Provided records START
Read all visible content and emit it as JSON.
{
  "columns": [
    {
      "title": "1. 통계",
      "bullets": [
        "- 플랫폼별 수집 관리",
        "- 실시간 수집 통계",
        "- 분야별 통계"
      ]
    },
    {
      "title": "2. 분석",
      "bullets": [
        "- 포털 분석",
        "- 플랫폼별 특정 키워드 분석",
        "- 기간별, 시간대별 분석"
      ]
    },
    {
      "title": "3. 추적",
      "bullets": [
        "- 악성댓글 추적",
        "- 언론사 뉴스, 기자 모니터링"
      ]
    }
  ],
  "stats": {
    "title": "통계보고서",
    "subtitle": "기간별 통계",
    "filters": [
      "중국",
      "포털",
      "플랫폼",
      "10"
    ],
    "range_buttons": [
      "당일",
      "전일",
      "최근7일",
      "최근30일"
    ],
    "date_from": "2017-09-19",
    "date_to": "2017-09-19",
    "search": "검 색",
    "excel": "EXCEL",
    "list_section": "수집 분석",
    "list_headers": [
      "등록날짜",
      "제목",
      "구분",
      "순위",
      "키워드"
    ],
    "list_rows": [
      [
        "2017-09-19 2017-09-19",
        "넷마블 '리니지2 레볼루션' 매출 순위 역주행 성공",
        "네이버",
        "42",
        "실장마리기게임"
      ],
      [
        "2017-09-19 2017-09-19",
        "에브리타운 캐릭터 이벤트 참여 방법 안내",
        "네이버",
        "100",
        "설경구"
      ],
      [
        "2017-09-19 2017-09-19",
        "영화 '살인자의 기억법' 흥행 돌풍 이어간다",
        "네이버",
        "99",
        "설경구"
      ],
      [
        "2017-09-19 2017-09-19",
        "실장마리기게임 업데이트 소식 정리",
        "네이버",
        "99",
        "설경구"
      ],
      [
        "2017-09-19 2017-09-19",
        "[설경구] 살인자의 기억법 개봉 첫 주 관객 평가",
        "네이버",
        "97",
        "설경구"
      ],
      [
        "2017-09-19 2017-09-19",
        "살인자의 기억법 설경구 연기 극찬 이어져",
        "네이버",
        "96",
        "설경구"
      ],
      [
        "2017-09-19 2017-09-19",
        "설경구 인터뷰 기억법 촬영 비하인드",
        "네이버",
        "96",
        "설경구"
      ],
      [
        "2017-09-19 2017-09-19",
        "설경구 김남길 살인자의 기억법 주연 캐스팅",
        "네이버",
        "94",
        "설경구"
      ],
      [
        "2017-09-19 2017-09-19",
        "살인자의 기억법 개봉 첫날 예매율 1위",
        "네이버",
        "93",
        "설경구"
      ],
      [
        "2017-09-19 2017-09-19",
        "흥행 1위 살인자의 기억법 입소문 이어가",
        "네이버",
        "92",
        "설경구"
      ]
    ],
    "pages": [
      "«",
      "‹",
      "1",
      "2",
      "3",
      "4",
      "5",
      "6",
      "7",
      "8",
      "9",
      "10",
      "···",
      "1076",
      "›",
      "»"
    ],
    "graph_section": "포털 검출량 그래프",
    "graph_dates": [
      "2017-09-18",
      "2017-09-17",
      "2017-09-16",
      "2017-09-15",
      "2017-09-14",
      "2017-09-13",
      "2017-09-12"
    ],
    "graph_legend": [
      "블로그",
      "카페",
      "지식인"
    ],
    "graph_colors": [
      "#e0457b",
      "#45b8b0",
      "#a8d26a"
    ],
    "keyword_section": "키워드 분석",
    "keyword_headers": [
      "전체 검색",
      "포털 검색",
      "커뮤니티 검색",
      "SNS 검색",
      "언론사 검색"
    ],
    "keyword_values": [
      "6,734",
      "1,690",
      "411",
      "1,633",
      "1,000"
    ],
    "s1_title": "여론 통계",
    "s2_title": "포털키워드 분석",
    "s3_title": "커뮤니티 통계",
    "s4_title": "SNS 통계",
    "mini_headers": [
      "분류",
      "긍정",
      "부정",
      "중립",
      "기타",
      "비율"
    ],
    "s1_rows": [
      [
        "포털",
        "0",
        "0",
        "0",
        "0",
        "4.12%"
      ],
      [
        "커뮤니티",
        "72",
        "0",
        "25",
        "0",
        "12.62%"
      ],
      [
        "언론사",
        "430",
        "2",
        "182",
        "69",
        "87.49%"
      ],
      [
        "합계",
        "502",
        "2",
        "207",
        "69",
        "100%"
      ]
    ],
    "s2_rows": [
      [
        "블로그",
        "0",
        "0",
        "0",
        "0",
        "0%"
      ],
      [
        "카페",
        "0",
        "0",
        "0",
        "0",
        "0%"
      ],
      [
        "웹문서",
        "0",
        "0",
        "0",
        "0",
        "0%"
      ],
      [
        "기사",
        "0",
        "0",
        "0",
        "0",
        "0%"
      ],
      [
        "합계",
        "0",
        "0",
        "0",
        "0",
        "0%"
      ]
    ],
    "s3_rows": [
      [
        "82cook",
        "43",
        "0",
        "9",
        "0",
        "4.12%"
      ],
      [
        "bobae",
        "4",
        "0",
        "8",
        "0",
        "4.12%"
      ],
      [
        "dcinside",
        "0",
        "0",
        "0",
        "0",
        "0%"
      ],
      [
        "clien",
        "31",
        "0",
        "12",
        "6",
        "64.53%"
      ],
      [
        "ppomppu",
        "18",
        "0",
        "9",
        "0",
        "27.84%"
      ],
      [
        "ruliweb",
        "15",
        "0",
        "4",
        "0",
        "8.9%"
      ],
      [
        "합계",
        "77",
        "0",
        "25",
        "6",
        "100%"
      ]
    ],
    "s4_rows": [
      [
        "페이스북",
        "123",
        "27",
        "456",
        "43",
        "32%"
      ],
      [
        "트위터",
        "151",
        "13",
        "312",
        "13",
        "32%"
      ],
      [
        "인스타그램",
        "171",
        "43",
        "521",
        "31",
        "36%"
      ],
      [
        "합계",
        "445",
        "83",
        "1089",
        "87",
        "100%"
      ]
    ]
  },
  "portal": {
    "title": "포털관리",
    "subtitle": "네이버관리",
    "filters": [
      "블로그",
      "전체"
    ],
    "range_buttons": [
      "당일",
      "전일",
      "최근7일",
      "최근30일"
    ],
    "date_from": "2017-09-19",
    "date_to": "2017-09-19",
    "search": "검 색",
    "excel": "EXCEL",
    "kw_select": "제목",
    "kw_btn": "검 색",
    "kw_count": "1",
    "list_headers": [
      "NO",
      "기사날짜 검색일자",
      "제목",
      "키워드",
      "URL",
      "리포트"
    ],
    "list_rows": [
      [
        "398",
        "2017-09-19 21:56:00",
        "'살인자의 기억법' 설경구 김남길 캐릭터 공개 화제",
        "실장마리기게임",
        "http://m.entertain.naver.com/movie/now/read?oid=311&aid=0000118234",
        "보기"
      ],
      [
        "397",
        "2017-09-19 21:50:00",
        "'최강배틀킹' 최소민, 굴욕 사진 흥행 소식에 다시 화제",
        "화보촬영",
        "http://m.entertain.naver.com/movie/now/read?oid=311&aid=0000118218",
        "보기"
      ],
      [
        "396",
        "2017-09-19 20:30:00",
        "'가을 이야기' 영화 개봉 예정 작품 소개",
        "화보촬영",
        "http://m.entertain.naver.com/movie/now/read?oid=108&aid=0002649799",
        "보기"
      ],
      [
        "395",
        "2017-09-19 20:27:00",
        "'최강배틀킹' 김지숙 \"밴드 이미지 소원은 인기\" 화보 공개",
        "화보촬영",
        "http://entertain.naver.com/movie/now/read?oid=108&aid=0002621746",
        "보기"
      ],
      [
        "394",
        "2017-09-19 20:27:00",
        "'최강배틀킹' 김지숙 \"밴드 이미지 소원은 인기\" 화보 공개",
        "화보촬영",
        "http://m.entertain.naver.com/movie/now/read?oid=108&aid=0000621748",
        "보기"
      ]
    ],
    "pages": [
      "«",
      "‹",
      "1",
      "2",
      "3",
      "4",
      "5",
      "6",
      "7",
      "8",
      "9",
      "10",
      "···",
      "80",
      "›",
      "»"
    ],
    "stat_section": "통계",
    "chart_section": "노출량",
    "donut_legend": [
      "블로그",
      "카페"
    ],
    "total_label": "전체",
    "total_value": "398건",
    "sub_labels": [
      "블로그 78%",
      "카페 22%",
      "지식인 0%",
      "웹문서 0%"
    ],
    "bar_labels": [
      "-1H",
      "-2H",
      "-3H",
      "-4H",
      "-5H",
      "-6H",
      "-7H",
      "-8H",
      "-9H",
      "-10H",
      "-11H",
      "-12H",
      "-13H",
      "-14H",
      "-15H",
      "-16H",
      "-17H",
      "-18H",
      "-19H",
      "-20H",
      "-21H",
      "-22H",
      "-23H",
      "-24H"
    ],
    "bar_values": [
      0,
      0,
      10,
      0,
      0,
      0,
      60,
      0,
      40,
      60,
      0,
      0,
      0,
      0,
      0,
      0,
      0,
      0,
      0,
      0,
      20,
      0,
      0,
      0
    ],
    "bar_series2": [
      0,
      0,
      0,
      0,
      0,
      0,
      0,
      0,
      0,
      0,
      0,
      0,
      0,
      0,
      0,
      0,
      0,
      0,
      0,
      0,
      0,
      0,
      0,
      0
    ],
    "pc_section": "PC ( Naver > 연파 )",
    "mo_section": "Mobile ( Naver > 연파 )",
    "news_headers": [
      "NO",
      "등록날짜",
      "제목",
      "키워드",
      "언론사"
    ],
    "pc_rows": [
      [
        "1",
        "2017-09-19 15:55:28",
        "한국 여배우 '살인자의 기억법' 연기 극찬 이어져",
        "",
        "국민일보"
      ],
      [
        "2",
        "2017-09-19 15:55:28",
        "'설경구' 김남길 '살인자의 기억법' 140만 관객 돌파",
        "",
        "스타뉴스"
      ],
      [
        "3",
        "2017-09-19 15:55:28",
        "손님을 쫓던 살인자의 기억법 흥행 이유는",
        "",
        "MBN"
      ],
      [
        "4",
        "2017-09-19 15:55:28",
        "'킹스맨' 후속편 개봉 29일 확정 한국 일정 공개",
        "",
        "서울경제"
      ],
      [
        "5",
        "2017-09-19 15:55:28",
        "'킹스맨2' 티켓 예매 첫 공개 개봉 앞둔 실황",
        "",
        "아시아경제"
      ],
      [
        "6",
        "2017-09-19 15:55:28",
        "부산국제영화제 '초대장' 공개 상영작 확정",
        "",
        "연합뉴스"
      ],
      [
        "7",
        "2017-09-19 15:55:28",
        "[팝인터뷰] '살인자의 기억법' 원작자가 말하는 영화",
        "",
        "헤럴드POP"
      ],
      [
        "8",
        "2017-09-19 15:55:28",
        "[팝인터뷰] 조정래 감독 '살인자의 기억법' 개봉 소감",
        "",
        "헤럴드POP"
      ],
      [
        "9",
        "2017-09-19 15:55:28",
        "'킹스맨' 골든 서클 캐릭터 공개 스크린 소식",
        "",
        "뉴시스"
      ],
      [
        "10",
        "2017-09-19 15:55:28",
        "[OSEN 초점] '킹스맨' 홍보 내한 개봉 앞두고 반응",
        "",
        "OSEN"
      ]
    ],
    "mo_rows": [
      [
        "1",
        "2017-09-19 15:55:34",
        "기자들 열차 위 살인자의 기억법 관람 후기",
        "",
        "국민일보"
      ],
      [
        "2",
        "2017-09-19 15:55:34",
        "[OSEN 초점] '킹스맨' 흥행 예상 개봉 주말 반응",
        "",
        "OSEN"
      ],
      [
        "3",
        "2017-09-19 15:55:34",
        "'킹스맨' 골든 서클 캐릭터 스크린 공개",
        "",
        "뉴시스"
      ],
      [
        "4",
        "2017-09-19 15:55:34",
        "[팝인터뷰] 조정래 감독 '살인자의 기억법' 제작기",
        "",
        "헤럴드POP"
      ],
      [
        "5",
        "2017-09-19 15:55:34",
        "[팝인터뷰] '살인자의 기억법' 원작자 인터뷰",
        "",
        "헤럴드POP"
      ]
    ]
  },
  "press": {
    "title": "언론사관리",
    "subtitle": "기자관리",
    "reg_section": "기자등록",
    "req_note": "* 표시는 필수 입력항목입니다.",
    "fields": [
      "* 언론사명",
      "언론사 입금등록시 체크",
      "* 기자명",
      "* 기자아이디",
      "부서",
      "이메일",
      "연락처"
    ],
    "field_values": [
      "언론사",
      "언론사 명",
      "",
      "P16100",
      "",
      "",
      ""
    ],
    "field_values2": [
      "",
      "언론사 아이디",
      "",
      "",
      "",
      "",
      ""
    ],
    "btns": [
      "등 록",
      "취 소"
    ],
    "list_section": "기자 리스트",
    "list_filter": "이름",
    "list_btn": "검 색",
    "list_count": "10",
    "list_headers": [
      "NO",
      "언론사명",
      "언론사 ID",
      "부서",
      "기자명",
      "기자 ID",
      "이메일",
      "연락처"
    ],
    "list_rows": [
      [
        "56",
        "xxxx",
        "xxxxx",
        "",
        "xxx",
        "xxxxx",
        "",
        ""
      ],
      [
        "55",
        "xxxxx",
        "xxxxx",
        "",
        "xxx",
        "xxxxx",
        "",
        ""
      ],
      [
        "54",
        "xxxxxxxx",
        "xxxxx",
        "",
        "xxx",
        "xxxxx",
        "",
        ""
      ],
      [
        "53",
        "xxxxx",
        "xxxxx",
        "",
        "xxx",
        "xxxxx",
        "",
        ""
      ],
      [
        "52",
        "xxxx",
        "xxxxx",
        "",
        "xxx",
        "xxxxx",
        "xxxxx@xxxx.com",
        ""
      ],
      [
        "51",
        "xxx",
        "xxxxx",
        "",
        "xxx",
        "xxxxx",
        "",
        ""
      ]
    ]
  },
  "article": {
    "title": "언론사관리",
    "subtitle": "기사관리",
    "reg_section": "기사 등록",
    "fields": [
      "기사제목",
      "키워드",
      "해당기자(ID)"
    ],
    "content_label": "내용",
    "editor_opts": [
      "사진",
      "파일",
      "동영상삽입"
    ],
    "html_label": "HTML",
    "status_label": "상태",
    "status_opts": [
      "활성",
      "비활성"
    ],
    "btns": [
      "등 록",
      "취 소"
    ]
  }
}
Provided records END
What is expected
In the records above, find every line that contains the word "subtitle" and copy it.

Expected answer
    "subtitle": "기간별 통계",
    "subtitle": "네이버관리",
    "subtitle": "기자관리",
    "subtitle": "기사관리",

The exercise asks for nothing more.